Background: In patients with aneurysmal subarachnoid haemorrhage (SAH), headache typically is severe and often requires treatment with opioids. Magnesium has analgesic effects in several conditions, but whether it reduces headache after SAH is unknown.
Methods: In a cohort of 108 SAH patients included in the randomised controlled trial Magnesium in Aneurysmal Subarachnoid Haemorrhage-II (MASH-II), severity of headache was regularly assessed on an 11-point scale until day 10 after SAH. Headache was treated according to a standardised protocol with acetaminophen, codeine, tramadol or piritramide. Serum magnesium levels were assessed every other day. Differences in mean headache scores between patients with mean high (>1.0 mmol/l) and normal (< or =1.0 mmol/l) magnesium levels were analysed with a Student t test. Crude and adjusted ORs for the use of codeine, tramadol and piritramide for patients with high versus normal magnesium levels were calculated with logistic regression.
Results: The 61 patients with high magnesium levels had lower mean headache scores (4.1) than the 47 patients with normal magnesium levels (4.9; mean difference, 0.8; 95% CI 0.1 to 1.6) and required less tramadol (adjusted OR, 0.3; 95% CI 0.1 to 0.7) or piritramide (adjusted OR 0.2; 95% CI 0.1 to 0.5). There were no differences in the use of acetaminophen or codeine.

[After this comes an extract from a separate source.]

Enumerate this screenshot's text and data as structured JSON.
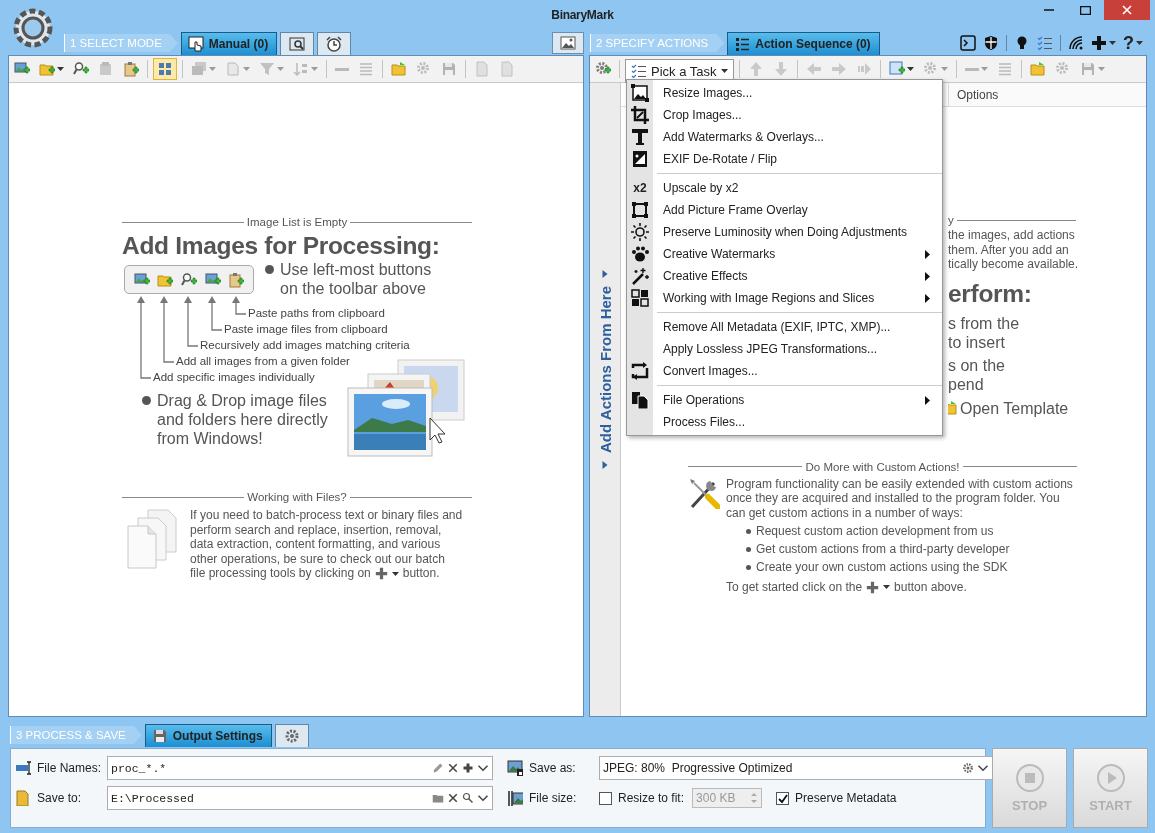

Conclusion: In SAH patients, elevated serum magnesium levels are associated with slightly less severe headache and less frequent use of opioids. These data imply that intravenous magnesium therapy, besides a supposed beneficial effect on outcome, also provides pain relief for SAH patients, for whom it might also improve functional outcome.